ABOUT THIS TASK: Copy each line below exactly as it appears. Pictures are to be omitted.
BEGIN GIVEN RECORDS
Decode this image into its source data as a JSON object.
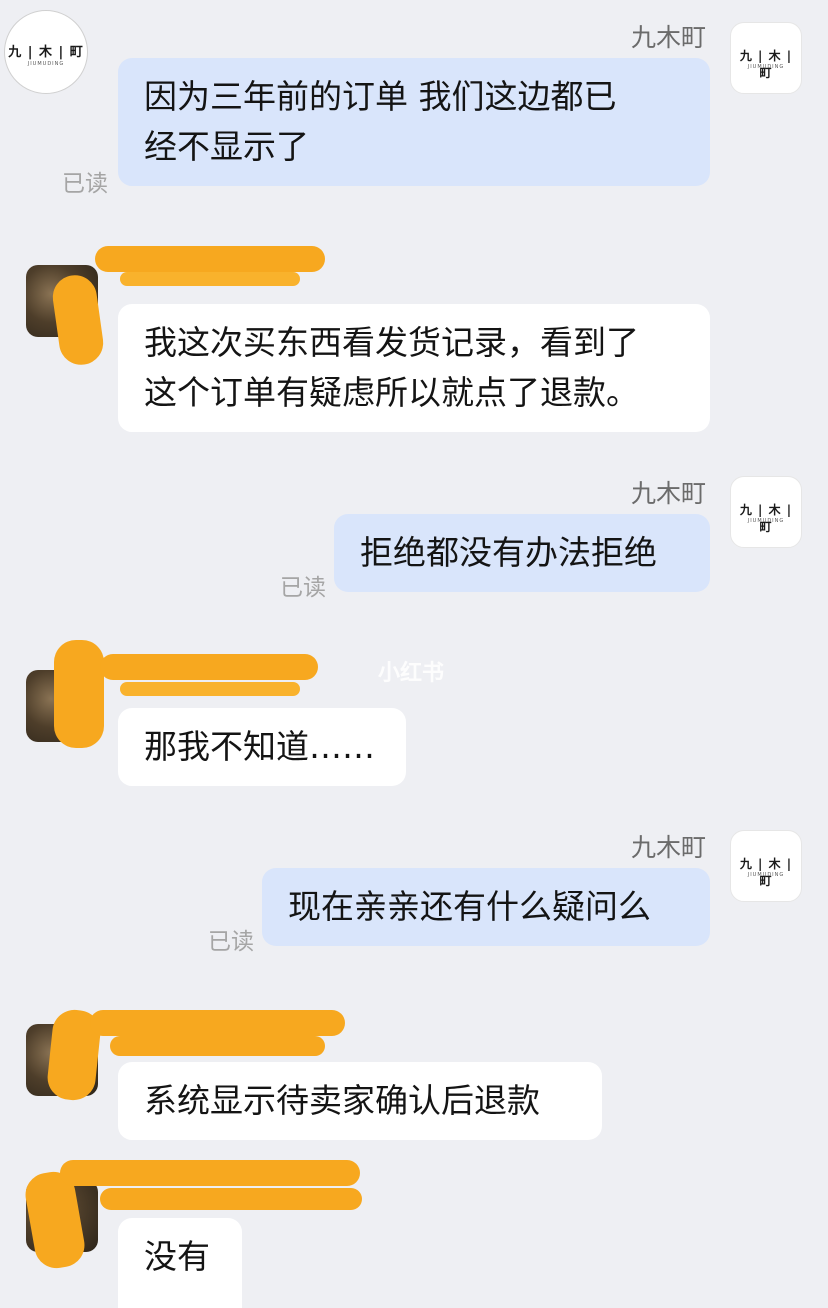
{
  "watermark": "小红书",
  "messages": [
    {
      "side": "self",
      "sender": "九木町",
      "text_lines": [
        "因为三年前的订单 我们这边都已",
        "经不显示了"
      ],
      "status": "已读"
    },
    {
      "side": "other",
      "text_lines": [
        "我这次买东西看发货记录，看到了",
        "这个订单有疑虑所以就点了退款。"
      ]
    },
    {
      "side": "self",
      "sender": "九木町",
      "text_lines": [
        "拒绝都没有办法拒绝"
      ],
      "status": "已读"
    },
    {
      "side": "other",
      "text_lines": [
        "那我不知道……"
      ]
    },
    {
      "side": "self",
      "sender": "九木町",
      "text_lines": [
        "现在亲亲还有什么疑问么"
      ],
      "status": "已读"
    },
    {
      "side": "other",
      "text_lines": [
        "系统显示待卖家确认后退款"
      ]
    },
    {
      "side": "other",
      "text_lines": [
        "没有"
      ]
    }
  ],
  "shop_avatar": {
    "logo": "九 | 木 | 町",
    "sub": "JIUMUDING"
  },
  "colors": {
    "self_bubble": "#d9e5fb",
    "other_bubble": "#ffffff",
    "background": "#eeeff3",
    "redaction": "#f7a81f"
  }
}
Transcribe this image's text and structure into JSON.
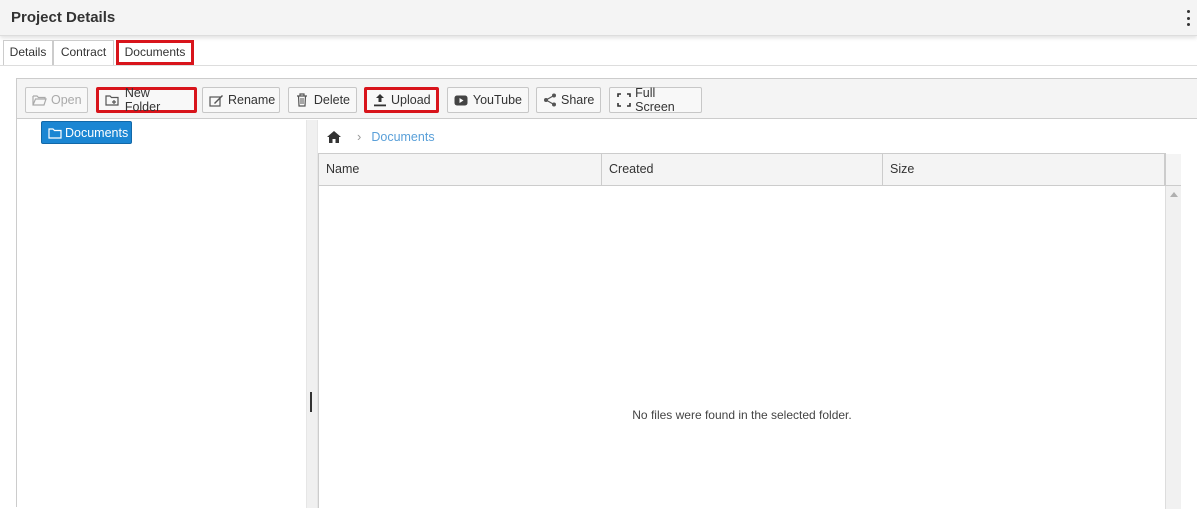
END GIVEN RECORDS
ANSWER SPACE:
Decode this image into its source data as a JSON object.
{
  "watermark": "小红书",
  "messages": [
    {
      "side": "self",
      "sender": "九木町",
      "text_lines": [
        "因为三年前的订单 我们这边都已",
        "经不显示了"
      ],
      "status": "已读"
    },
    {
      "side": "other",
      "text_lines": [
        "我这次买东西看发货记录，看到了",
        "这个订单有疑虑所以就点了退款。"
      ]
    },
    {
      "side": "self",
      "sender": "九木町",
      "text_lines": [
        "拒绝都没有办法拒绝"
      ],
      "status": "已读"
    },
    {
      "side": "other",
      "text_lines": [
        "那我不知道……"
      ]
    },
    {
      "side": "self",
      "sender": "九木町",
      "text_lines": [
        "现在亲亲还有什么疑问么"
      ],
      "status": "已读"
    },
    {
      "side": "other",
      "text_lines": [
        "系统显示待卖家确认后退款"
      ]
    },
    {
      "side": "other",
      "text_lines": [
        "没有"
      ]
    }
  ],
  "shop_avatar": {
    "logo": "九 | 木 | 町",
    "sub": "JIUMUDING"
  },
  "colors": {
    "self_bubble": "#d9e5fb",
    "other_bubble": "#ffffff",
    "background": "#eeeff3",
    "redaction": "#f7a81f"
  }
}
Transcribe this image's text and structure into JSON.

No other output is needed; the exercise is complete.